(MATERIAL SUPPLIED begins)

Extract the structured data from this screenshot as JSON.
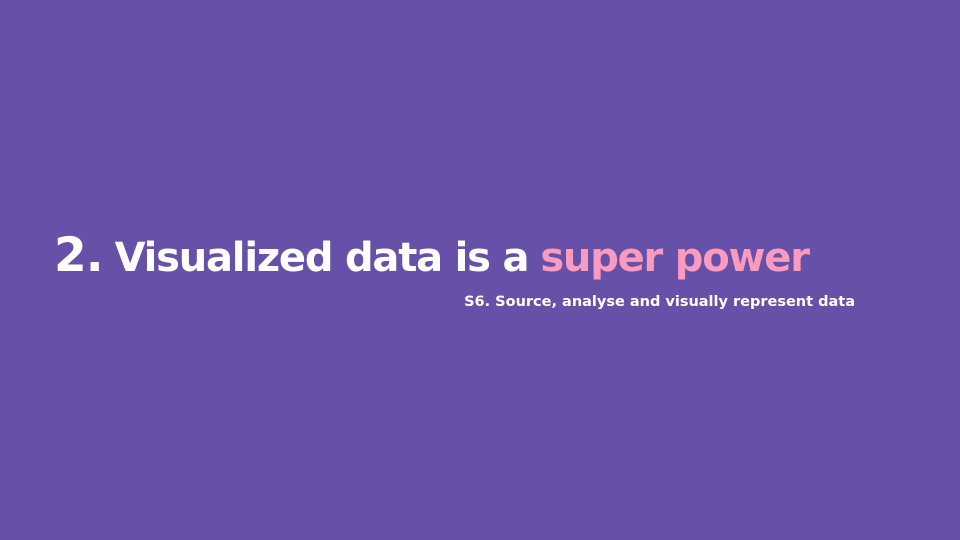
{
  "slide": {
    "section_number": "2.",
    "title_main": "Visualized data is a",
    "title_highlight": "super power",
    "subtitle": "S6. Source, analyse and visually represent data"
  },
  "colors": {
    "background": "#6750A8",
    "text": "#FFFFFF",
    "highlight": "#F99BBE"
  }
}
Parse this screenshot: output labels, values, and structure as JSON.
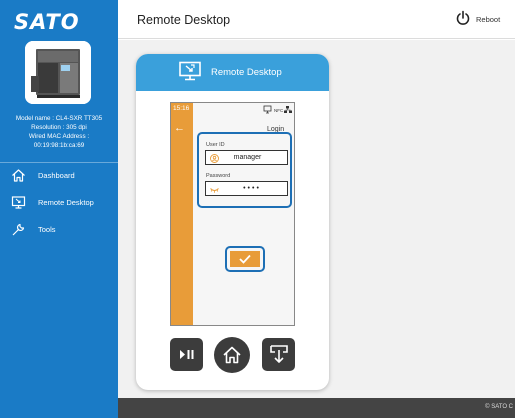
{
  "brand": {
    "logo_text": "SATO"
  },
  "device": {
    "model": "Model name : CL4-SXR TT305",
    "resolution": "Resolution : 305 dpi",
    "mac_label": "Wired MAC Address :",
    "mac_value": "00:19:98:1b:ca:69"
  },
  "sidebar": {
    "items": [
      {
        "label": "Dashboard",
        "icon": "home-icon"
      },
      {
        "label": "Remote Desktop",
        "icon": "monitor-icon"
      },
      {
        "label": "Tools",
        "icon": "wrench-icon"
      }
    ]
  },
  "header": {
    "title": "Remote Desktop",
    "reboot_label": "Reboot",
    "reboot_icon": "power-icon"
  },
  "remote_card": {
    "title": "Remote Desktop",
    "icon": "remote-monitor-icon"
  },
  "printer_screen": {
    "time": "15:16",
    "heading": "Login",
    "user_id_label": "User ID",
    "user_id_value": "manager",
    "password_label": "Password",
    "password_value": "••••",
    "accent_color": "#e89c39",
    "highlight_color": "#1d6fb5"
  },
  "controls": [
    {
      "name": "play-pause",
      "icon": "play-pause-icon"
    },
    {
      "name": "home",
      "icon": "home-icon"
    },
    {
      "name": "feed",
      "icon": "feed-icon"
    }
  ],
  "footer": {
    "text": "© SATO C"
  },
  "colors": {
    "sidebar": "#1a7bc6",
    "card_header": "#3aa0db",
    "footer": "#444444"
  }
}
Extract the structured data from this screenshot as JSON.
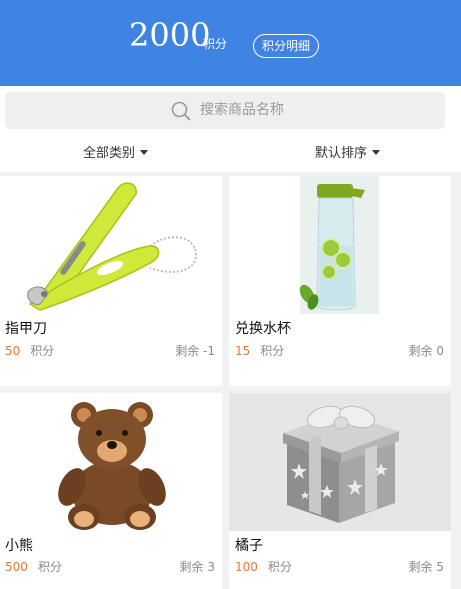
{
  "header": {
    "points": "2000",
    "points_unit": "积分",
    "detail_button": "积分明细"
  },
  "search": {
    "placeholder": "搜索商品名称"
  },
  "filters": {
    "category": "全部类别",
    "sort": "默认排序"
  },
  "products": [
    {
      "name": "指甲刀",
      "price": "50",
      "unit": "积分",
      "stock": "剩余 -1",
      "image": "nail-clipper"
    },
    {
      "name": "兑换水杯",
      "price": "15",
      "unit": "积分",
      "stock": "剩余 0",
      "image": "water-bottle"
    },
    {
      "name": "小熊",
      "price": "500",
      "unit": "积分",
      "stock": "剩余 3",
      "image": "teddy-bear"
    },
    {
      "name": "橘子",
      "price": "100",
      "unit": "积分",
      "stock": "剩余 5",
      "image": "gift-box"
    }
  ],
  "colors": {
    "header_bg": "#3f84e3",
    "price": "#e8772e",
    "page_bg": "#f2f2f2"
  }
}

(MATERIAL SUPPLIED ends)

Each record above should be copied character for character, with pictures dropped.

Extract the structured data from this screenshot as JSON.
{
  "slide": {
    "section_number": "2.",
    "title_main": "Visualized data is a",
    "title_highlight": "super power",
    "subtitle": "S6. Source, analyse and visually represent data"
  },
  "colors": {
    "background": "#6750A8",
    "text": "#FFFFFF",
    "highlight": "#F99BBE"
  }
}
Parse this screenshot: output labels, values, and structure as JSON.
{
  "brand": {
    "logo_text": "SATO"
  },
  "device": {
    "model": "Model name : CL4-SXR TT305",
    "resolution": "Resolution : 305 dpi",
    "mac_label": "Wired MAC Address :",
    "mac_value": "00:19:98:1b:ca:69"
  },
  "sidebar": {
    "items": [
      {
        "label": "Dashboard",
        "icon": "home-icon"
      },
      {
        "label": "Remote Desktop",
        "icon": "monitor-icon"
      },
      {
        "label": "Tools",
        "icon": "wrench-icon"
      }
    ]
  },
  "header": {
    "title": "Remote Desktop",
    "reboot_label": "Reboot",
    "reboot_icon": "power-icon"
  },
  "remote_card": {
    "title": "Remote Desktop",
    "icon": "remote-monitor-icon"
  },
  "printer_screen": {
    "time": "15:16",
    "heading": "Login",
    "user_id_label": "User ID",
    "user_id_value": "manager",
    "password_label": "Password",
    "password_value": "••••",
    "accent_color": "#e89c39",
    "highlight_color": "#1d6fb5"
  },
  "controls": [
    {
      "name": "play-pause",
      "icon": "play-pause-icon"
    },
    {
      "name": "home",
      "icon": "home-icon"
    },
    {
      "name": "feed",
      "icon": "feed-icon"
    }
  ],
  "footer": {
    "text": "© SATO C"
  },
  "colors": {
    "sidebar": "#1a7bc6",
    "card_header": "#3aa0db",
    "footer": "#444444"
  }
}
Extract the structured data from this screenshot as JSON.
{
  "header": {
    "points": "2000",
    "points_unit": "积分",
    "detail_button": "积分明细"
  },
  "search": {
    "placeholder": "搜索商品名称"
  },
  "filters": {
    "category": "全部类别",
    "sort": "默认排序"
  },
  "products": [
    {
      "name": "指甲刀",
      "price": "50",
      "unit": "积分",
      "stock": "剩余 -1",
      "image": "nail-clipper"
    },
    {
      "name": "兑换水杯",
      "price": "15",
      "unit": "积分",
      "stock": "剩余 0",
      "image": "water-bottle"
    },
    {
      "name": "小熊",
      "price": "500",
      "unit": "积分",
      "stock": "剩余 3",
      "image": "teddy-bear"
    },
    {
      "name": "橘子",
      "price": "100",
      "unit": "积分",
      "stock": "剩余 5",
      "image": "gift-box"
    }
  ],
  "colors": {
    "header_bg": "#3f84e3",
    "price": "#e8772e",
    "page_bg": "#f2f2f2"
  }
}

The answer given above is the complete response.